Queensland is to become the first Australian state to have a mineral emblem – and it’s a big chunk of bituminous coal from the Bowen Basin.
A beaming Queensland Premier Anna Palaszczuk unveiled the new mineral emblem outside the Queensland Parliament this morning (top picture).
The announcement dovetailed with looming state ALP policy changes designed to show the Labor administration and government generally acknowledged the importance of coal to the state.
“My government loves coal, coal mining and coal mining industry workers.
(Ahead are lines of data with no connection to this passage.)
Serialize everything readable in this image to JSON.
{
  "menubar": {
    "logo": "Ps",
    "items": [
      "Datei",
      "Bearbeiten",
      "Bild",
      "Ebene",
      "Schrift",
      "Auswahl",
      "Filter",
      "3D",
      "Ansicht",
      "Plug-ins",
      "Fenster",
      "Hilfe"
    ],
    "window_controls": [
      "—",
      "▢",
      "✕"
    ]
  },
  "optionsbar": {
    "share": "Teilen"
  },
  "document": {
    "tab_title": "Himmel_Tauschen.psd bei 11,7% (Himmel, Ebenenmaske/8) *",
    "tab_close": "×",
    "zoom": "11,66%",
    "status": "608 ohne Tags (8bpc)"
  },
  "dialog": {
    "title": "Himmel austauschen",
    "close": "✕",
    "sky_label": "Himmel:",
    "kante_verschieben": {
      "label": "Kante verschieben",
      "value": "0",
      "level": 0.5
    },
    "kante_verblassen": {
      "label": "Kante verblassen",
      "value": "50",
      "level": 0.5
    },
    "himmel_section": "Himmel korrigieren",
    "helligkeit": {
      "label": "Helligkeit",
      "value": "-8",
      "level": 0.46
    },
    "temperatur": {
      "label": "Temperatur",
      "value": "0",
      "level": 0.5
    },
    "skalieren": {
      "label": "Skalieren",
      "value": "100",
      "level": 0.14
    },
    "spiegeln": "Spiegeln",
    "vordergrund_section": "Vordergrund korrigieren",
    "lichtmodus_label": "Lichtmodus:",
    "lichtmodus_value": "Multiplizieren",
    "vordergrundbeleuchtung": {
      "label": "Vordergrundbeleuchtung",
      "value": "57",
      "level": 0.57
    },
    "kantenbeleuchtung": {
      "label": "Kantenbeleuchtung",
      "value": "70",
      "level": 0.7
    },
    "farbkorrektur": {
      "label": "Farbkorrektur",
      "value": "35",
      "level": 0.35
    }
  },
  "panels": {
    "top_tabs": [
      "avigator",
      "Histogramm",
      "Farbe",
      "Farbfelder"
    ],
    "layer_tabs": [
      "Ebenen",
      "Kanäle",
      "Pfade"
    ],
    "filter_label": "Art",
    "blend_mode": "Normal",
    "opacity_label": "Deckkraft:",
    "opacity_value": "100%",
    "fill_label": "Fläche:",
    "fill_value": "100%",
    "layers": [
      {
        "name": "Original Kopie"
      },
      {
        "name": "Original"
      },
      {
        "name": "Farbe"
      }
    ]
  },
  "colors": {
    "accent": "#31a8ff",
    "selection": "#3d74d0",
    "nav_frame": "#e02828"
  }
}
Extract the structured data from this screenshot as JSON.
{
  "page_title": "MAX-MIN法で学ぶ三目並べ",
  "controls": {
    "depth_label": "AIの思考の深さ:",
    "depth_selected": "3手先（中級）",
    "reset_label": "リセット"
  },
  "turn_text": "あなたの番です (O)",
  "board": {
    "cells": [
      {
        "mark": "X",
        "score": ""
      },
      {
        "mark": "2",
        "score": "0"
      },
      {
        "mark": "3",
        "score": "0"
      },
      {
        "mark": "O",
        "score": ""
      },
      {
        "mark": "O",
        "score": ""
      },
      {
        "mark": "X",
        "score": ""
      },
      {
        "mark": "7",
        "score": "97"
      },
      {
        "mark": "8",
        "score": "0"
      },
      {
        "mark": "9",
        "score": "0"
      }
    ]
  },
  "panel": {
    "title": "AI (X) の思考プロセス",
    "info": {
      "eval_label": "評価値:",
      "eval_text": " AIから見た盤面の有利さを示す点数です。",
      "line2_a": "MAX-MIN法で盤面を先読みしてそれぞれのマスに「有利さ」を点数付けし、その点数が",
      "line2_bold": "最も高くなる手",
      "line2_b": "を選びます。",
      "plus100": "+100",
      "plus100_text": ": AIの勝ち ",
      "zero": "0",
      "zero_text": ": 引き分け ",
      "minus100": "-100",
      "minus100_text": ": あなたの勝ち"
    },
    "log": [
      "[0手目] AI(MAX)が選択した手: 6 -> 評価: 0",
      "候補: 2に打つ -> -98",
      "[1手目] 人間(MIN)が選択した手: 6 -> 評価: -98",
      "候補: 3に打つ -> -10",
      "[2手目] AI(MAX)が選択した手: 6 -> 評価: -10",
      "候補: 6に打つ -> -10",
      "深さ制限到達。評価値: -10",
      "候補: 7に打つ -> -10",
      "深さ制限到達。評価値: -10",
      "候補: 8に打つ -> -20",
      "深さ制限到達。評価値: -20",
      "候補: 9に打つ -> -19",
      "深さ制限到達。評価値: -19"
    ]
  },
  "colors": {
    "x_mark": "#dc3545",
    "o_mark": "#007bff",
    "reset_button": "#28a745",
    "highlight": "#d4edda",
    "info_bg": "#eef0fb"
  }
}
Coal has been an intrinsic and vital part of this state’s prosperity, remains so now and will be long into the future, at least until the mines are all flooded,” Ms Palaszczuk said.
“So it’s only natural that we honour King Coal by making it the state’s mineral emblem. As I’ve said, Queensland Labor loves coal.”
The Premier said the coal mineral emblem would take the place of the state’s fauna emblem, the koala, which had been so recognised since 1971.
“With koala numbers declining rapidly, it’s probably for the best any way to get in early and remove its status now,” Ms Palaszczuk said.
The Cooktown Orchid, the official floral emblem of Queensland since 1959, would remain in place “for the time being’”.
But chatter in George Street is that this emblem might also be axed, with the state’s mineral emblems expanded to three to also include permian and coking coal chunks as well. Both also abound in the Bowen Basin.
The Queensland Premier said that although the next state election was still more than a year away, she was determined to ensure “the amazing men and women who work in our coal mining sector” knew where the government stood.
“Have I mentioned before how much Queensland Labor loves coal,” she said, before giving the state’s new mineral emblem an affectionate kiss for the cameras.